Upon entering college many of us had the same, conventional picture painted in our minds. A fanciful image depicting the "proper" evolution of adulthood. It's the assumption that every girl will fall head over heels in love during freshmen psychology class, leaving the to history. This twisted belief is exactly what's skewing 20-somethings perceptions of what is supposed to take place during and after college.

This intriguing image causes us to believe that everyone is meant to find true love in the midst of their educational journey's. To most, a simple exchange of bashful smiles towards the hottie in the corner during week one of math class, a little flirting during week two, and an exchange of phone numbers in week three all adds up to achieving that ring by spring. After graduation would come the much anticipated engagement, followed by a peach-themed vintage wedding a year later. I said it once and I'll say it again, if only life was perfect. Or in this case, a fairytale. Sure, life does play out this way for a lucky few, but what about those of us who weren't so lucky? How are we supposed to meet a man who matches every criteria on our checklists after we are pushed outside the security and exclusivity of our college bubbles? Will we have to put fate aside for the night and hope to find "the one" at a local bar? Are we destined to bump into him at the gym or in the cereal isle at the grocery store? Instead of finding 20-something year old college graduates at these supposed breeding grounds for love, we hopelessly find drunken creepers, arrogant douche bags and men with rings on their fingers or a baby in the arms. I've personally been weening myself off the possibility of finding my prince charming sitting at a bar one day. Who even sits at bars anymore? Oh, so I'm supposed to find the love of my life getting down on dance floor, hitting on anything with boobs. The only thing these men are looking for are girls who are drunk enough to go home with them and insecure enough to be ignored the next morning. No thank you. I'll skip the hangover and spend my Saturday nights on the couch living vicariously through Carry Bradshaw falling in love the men at her local bar instead.
Since meeting someone at a bar is obviously out of the question, I sometimes think about the possibility of finding my future husband at the gym. At first it seems easy enough. Young, attractive men and women mingling in an enclosed space who already share the common passion for working out. Then, I look a little bit closer. How are we supposed to strike up a conversation with a man bumping techno through his headphones while simultaneously working out his pecs? Waving our hands and shouting "HEY, I THINK YOU'RE CUTE" might come off just a little bit desperate. Others believe that men are the ones who should be striking up the conversations with those he finds attractive. I don't know about you, but I sure as hell am too ugly  and sweaty for a man to even consider approaching me at the gym. Do us women really need to transform ourselves into pin up models even while working out for guys to notice us these days? We aren't going to get in shape if we aren't allowed to sweat. If that's the case I might as well get two gym memberships, one for working out and one for looking cute. Maybe I'll find the love of my life that way? Our parents, and quite possibly our older siblings had it a lot easier than we currently do in the love department. Both men and women were classier back in the day and they definitely weren't too socially handicapped to approach one another at the local bar or park. The fact that they didn't grow up communicating solely through social media has made them so much more approachable. It's our own generations fault that we have dating problems, tossed up with a side of insecurities.  Always having to look perfect, be perfect, talk perfect and seem perfect is taking a tole on society. Eating disorders are through the roof, and more people than ever are hiding behind internet, too scared to step into reality, for the fear of rejection is too high.  On top of everything, the invention of dating sites like eHarmoney and Christian Mingle cause many of us to believe that we can always fall back on the internet to find love. But what happens when the guy you virtually winked at is a fat 65 year old grandpa using his sons identity to get women? What if the Craigslist killer wanted to stir things up a bit and use eHarmoney to find his next victim? Save yourself the awkward string of blind dates, go on Facebook chat and connect with that guy from aerobics class you've always had your eye on. Better yet, text the man you think has some potential and invite him over for a movie night. Or more simply (and with less strings attached), take your dog to the local beach, strike up a conversation with a complete stranger, and hope for the best.

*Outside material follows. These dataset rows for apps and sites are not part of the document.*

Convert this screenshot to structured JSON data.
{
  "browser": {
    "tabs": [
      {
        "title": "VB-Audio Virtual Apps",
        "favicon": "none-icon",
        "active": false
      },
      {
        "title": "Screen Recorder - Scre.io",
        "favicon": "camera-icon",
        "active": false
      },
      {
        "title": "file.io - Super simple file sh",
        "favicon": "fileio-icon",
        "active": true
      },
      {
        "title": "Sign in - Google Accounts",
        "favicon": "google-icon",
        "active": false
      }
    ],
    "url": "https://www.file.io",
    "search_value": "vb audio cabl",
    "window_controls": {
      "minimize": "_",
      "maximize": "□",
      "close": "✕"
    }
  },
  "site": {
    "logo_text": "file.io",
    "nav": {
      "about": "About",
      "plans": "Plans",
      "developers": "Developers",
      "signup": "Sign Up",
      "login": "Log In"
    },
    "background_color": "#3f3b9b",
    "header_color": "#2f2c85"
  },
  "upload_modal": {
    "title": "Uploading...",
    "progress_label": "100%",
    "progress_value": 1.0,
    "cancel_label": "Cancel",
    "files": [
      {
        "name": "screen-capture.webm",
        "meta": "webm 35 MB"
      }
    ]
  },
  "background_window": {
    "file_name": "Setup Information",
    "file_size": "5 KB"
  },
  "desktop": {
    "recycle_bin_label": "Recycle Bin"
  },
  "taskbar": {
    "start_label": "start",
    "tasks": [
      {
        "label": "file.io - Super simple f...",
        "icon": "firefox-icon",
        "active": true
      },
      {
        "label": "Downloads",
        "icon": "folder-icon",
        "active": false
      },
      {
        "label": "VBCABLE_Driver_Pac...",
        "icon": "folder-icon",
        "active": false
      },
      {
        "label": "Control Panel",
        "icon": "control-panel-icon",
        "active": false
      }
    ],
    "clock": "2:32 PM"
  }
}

11/17/2014 7:59am

Very well said. It really does seem that the social media side of things is leaving us less and less capable of dating the old-fashioned way. And how many times does it happen now that if you do meet for a date in real life - the other person will be scrolling through their Twitter or Instagram feed and will seem to have the attention span of a gnat.
Although the internet has brought about many positive changes, I do feel that in the dating side of things - it really hasn't helped.
A very interesting read, thanks!


Leave a Reply.


    August 2012